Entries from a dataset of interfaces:
——

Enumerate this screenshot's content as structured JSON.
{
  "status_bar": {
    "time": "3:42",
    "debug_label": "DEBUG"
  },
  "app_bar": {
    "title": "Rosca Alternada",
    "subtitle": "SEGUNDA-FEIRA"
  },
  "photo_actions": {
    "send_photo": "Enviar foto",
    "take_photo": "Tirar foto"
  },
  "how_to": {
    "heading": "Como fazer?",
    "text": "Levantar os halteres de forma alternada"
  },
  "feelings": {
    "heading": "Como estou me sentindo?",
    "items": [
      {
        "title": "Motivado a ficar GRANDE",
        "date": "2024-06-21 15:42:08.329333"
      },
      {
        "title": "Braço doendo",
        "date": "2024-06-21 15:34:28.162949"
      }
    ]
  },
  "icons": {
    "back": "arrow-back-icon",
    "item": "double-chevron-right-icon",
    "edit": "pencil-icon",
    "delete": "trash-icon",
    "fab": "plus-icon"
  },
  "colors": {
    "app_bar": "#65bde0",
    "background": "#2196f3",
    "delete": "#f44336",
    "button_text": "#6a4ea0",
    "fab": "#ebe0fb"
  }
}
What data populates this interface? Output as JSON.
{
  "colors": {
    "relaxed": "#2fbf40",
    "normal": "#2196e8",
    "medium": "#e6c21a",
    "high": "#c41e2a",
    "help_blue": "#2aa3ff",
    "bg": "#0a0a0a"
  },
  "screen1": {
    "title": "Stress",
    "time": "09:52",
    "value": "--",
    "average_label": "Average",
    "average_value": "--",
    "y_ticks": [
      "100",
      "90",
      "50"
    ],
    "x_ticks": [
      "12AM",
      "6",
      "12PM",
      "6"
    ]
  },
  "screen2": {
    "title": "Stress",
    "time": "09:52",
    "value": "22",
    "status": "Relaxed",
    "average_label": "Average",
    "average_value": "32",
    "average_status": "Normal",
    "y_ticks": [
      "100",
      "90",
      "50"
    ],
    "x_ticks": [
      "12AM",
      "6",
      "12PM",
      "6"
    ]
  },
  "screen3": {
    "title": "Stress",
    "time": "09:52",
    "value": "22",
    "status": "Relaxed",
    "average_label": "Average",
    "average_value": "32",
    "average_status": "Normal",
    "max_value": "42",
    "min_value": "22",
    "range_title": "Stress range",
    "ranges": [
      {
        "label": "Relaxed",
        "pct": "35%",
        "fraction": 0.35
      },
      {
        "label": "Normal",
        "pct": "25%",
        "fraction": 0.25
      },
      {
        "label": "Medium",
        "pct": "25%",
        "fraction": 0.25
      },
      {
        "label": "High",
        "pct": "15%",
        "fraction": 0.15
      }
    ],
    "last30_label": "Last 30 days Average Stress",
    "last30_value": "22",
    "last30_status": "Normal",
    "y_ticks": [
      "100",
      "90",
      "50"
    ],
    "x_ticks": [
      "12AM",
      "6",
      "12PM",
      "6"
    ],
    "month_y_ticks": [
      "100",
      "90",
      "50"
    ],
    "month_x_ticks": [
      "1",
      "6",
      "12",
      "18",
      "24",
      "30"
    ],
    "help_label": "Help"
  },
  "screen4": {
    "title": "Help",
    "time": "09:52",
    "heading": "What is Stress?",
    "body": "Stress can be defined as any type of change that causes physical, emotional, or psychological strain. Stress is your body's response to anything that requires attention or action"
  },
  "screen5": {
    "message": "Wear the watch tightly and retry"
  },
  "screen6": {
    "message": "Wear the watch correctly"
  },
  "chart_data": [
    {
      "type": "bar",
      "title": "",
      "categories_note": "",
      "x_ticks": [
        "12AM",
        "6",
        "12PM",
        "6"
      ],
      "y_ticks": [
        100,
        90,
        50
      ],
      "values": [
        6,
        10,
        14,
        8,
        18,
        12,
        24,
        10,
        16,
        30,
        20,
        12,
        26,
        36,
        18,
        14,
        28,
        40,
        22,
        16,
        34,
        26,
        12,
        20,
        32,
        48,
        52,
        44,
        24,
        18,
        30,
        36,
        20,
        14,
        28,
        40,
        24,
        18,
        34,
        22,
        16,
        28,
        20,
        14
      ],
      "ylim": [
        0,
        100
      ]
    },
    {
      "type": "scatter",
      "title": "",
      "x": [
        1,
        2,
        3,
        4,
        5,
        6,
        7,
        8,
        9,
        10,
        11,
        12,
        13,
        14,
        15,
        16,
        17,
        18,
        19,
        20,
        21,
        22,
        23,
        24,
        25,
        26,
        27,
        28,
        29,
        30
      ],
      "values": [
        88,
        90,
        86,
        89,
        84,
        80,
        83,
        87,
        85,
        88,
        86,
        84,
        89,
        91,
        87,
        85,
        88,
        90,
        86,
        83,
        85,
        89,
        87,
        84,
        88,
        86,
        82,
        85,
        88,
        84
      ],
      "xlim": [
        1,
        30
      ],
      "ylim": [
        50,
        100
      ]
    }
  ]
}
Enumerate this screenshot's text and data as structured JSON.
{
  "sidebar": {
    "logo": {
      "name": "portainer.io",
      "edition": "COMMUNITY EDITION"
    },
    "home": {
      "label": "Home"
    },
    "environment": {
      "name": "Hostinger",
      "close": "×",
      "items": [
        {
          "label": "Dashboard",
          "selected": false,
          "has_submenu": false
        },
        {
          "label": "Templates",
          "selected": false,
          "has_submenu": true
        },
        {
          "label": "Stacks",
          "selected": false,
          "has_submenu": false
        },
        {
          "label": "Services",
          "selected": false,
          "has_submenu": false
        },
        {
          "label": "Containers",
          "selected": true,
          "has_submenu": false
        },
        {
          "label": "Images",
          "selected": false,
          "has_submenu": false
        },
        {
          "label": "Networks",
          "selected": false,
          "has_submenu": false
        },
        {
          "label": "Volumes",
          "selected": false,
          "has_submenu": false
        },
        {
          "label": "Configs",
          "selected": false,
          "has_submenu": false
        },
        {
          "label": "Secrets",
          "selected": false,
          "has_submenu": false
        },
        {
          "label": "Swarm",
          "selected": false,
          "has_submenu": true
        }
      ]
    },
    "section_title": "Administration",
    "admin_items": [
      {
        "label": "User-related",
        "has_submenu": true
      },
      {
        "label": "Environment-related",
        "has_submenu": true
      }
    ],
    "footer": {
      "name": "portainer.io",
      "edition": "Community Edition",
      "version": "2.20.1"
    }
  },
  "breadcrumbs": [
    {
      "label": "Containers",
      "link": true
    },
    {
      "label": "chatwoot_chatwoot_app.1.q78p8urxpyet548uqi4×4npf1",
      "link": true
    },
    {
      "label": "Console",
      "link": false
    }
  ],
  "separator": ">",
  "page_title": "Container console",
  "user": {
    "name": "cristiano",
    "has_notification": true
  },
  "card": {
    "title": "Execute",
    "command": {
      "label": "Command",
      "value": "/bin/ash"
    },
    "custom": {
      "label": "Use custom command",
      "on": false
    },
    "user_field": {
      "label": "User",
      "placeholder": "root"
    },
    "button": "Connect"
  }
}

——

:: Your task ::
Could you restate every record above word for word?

:: Response to the task ::
Enumerate this screenshot's content as structured JSON.
{
  "status_bar": {
    "time": "3:42",
    "debug_label": "DEBUG"
  },
  "app_bar": {
    "title": "Rosca Alternada",
    "subtitle": "SEGUNDA-FEIRA"
  },
  "photo_actions": {
    "send_photo": "Enviar foto",
    "take_photo": "Tirar foto"
  },
  "how_to": {
    "heading": "Como fazer?",
    "text": "Levantar os halteres de forma alternada"
  },
  "feelings": {
    "heading": "Como estou me sentindo?",
    "items": [
      {
        "title": "Motivado a ficar GRANDE",
        "date": "2024-06-21 15:42:08.329333"
      },
      {
        "title": "Braço doendo",
        "date": "2024-06-21 15:34:28.162949"
      }
    ]
  },
  "icons": {
    "back": "arrow-back-icon",
    "item": "double-chevron-right-icon",
    "edit": "pencil-icon",
    "delete": "trash-icon",
    "fab": "plus-icon"
  },
  "colors": {
    "app_bar": "#65bde0",
    "background": "#2196f3",
    "delete": "#f44336",
    "button_text": "#6a4ea0",
    "fab": "#ebe0fb"
  }
}
What data populates this interface? Output as JSON.
{
  "colors": {
    "relaxed": "#2fbf40",
    "normal": "#2196e8",
    "medium": "#e6c21a",
    "high": "#c41e2a",
    "help_blue": "#2aa3ff",
    "bg": "#0a0a0a"
  },
  "screen1": {
    "title": "Stress",
    "time": "09:52",
    "value": "--",
    "average_label": "Average",
    "average_value": "--",
    "y_ticks": [
      "100",
      "90",
      "50"
    ],
    "x_ticks": [
      "12AM",
      "6",
      "12PM",
      "6"
    ]
  },
  "screen2": {
    "title": "Stress",
    "time": "09:52",
    "value": "22",
    "status": "Relaxed",
    "average_label": "Average",
    "average_value": "32",
    "average_status": "Normal",
    "y_ticks": [
      "100",
      "90",
      "50"
    ],
    "x_ticks": [
      "12AM",
      "6",
      "12PM",
      "6"
    ]
  },
  "screen3": {
    "title": "Stress",
    "time": "09:52",
    "value": "22",
    "status": "Relaxed",
    "average_label": "Average",
    "average_value": "32",
    "average_status": "Normal",
    "max_value": "42",
    "min_value": "22",
    "range_title": "Stress range",
    "ranges": [
      {
        "label": "Relaxed",
        "pct": "35%",
        "fraction": 0.35
      },
      {
        "label": "Normal",
        "pct": "25%",
        "fraction": 0.25
      },
      {
        "label": "Medium",
        "pct": "25%",
        "fraction": 0.25
      },
      {
        "label": "High",
        "pct": "15%",
        "fraction": 0.15
      }
    ],
    "last30_label": "Last 30 days Average Stress",
    "last30_value": "22",
    "last30_status": "Normal",
    "y_ticks": [
      "100",
      "90",
      "50"
    ],
    "x_ticks": [
      "12AM",
      "6",
      "12PM",
      "6"
    ],
    "month_y_ticks": [
      "100",
      "90",
      "50"
    ],
    "month_x_ticks": [
      "1",
      "6",
      "12",
      "18",
      "24",
      "30"
    ],
    "help_label": "Help"
  },
  "screen4": {
    "title": "Help",
    "time": "09:52",
    "heading": "What is Stress?",
    "body": "Stress can be defined as any type of change that causes physical, emotional, or psychological strain. Stress is your body's response to anything that requires attention or action"
  },
  "screen5": {
    "message": "Wear the watch tightly and retry"
  },
  "screen6": {
    "message": "Wear the watch correctly"
  },
  "chart_data": [
    {
      "type": "bar",
      "title": "",
      "categories_note": "",
      "x_ticks": [
        "12AM",
        "6",
        "12PM",
        "6"
      ],
      "y_ticks": [
        100,
        90,
        50
      ],
      "values": [
        6,
        10,
        14,
        8,
        18,
        12,
        24,
        10,
        16,
        30,
        20,
        12,
        26,
        36,
        18,
        14,
        28,
        40,
        22,
        16,
        34,
        26,
        12,
        20,
        32,
        48,
        52,
        44,
        24,
        18,
        30,
        36,
        20,
        14,
        28,
        40,
        24,
        18,
        34,
        22,
        16,
        28,
        20,
        14
      ],
      "ylim": [
        0,
        100
      ]
    },
    {
      "type": "scatter",
      "title": "",
      "x": [
        1,
        2,
        3,
        4,
        5,
        6,
        7,
        8,
        9,
        10,
        11,
        12,
        13,
        14,
        15,
        16,
        17,
        18,
        19,
        20,
        21,
        22,
        23,
        24,
        25,
        26,
        27,
        28,
        29,
        30
      ],
      "values": [
        88,
        90,
        86,
        89,
        84,
        80,
        83,
        87,
        85,
        88,
        86,
        84,
        89,
        91,
        87,
        85,
        88,
        90,
        86,
        83,
        85,
        89,
        87,
        84,
        88,
        86,
        82,
        85,
        88,
        84
      ],
      "xlim": [
        1,
        30
      ],
      "ylim": [
        50,
        100
      ]
    }
  ]
}
Enumerate this screenshot's text and data as structured JSON.
{
  "sidebar": {
    "logo": {
      "name": "portainer.io",
      "edition": "COMMUNITY EDITION"
    },
    "home": {
      "label": "Home"
    },
    "environment": {
      "name": "Hostinger",
      "close": "×",
      "items": [
        {
          "label": "Dashboard",
          "selected": false,
          "has_submenu": false
        },
        {
          "label": "Templates",
          "selected": false,
          "has_submenu": true
        },
        {
          "label": "Stacks",
          "selected": false,
          "has_submenu": false
        },
        {
          "label": "Services",
          "selected": false,
          "has_submenu": false
        },
        {
          "label": "Containers",
          "selected": true,
          "has_submenu": false
        },
        {
          "label": "Images",
          "selected": false,
          "has_submenu": false
        },
        {
          "label": "Networks",
          "selected": false,
          "has_submenu": false
        },
        {
          "label": "Volumes",
          "selected": false,
          "has_submenu": false
        },
        {
          "label": "Configs",
          "selected": false,
          "has_submenu": false
        },
        {
          "label": "Secrets",
          "selected": false,
          "has_submenu": false
        },
        {
          "label": "Swarm",
          "selected": false,
          "has_submenu": true
        }
      ]
    },
    "section_title": "Administration",
    "admin_items": [
      {
        "label": "User-related",
        "has_submenu": true
      },
      {
        "label": "Environment-related",
        "has_submenu": true
      }
    ],
    "footer": {
      "name": "portainer.io",
      "edition": "Community Edition",
      "version": "2.20.1"
    }
  },
  "breadcrumbs": [
    {
      "label": "Containers",
      "link": true
    },
    {
      "label": "chatwoot_chatwoot_app.1.q78p8urxpyet548uqi4×4npf1",
      "link": true
    },
    {
      "label": "Console",
      "link": false
    }
  ],
  "separator": ">",
  "page_title": "Container console",
  "user": {
    "name": "cristiano",
    "has_notification": true
  },
  "card": {
    "title": "Execute",
    "command": {
      "label": "Command",
      "value": "/bin/ash"
    },
    "custom": {
      "label": "Use custom command",
      "on": false
    },
    "user_field": {
      "label": "User",
      "placeholder": "root"
    },
    "button": "Connect"
  }
}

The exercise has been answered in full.